• What is needed: Repeat the listing below exactly. Pictures do not belong in the copy.
::::::::
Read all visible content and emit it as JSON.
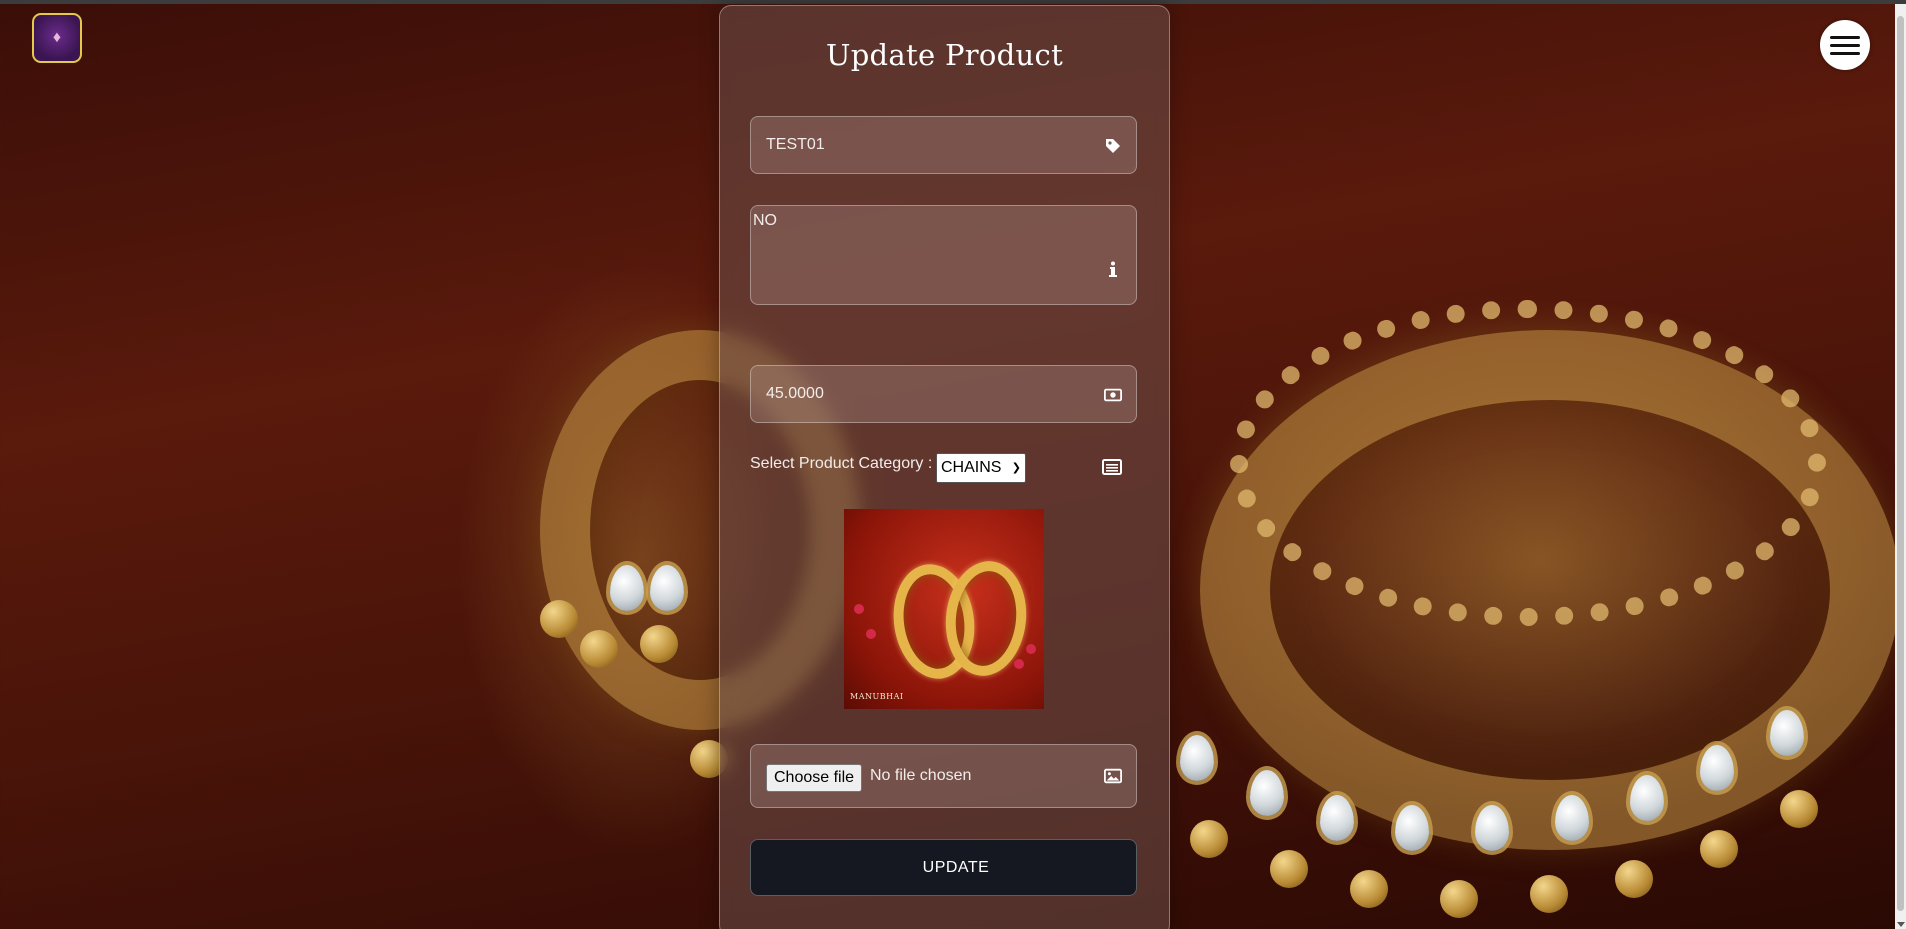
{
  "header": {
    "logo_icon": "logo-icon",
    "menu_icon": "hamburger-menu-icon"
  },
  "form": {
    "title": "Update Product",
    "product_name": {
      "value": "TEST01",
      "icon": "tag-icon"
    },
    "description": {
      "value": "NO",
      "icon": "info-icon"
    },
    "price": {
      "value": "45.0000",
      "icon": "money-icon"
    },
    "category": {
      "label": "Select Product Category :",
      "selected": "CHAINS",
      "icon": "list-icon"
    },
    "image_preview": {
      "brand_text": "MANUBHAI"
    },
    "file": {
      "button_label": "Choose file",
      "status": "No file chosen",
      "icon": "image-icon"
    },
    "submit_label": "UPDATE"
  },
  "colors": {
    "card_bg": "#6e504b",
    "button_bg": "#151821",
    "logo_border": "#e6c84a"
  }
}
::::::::
• Output of the exercise:
Read all visible content and emit it as JSON.
{
  "header": {
    "logo_icon": "logo-icon",
    "menu_icon": "hamburger-menu-icon"
  },
  "form": {
    "title": "Update Product",
    "product_name": {
      "value": "TEST01",
      "icon": "tag-icon"
    },
    "description": {
      "value": "NO",
      "icon": "info-icon"
    },
    "price": {
      "value": "45.0000",
      "icon": "money-icon"
    },
    "category": {
      "label": "Select Product Category :",
      "selected": "CHAINS",
      "icon": "list-icon"
    },
    "image_preview": {
      "brand_text": "MANUBHAI"
    },
    "file": {
      "button_label": "Choose file",
      "status": "No file chosen",
      "icon": "image-icon"
    },
    "submit_label": "UPDATE"
  },
  "colors": {
    "card_bg": "#6e504b",
    "button_bg": "#151821",
    "logo_border": "#e6c84a"
  }
}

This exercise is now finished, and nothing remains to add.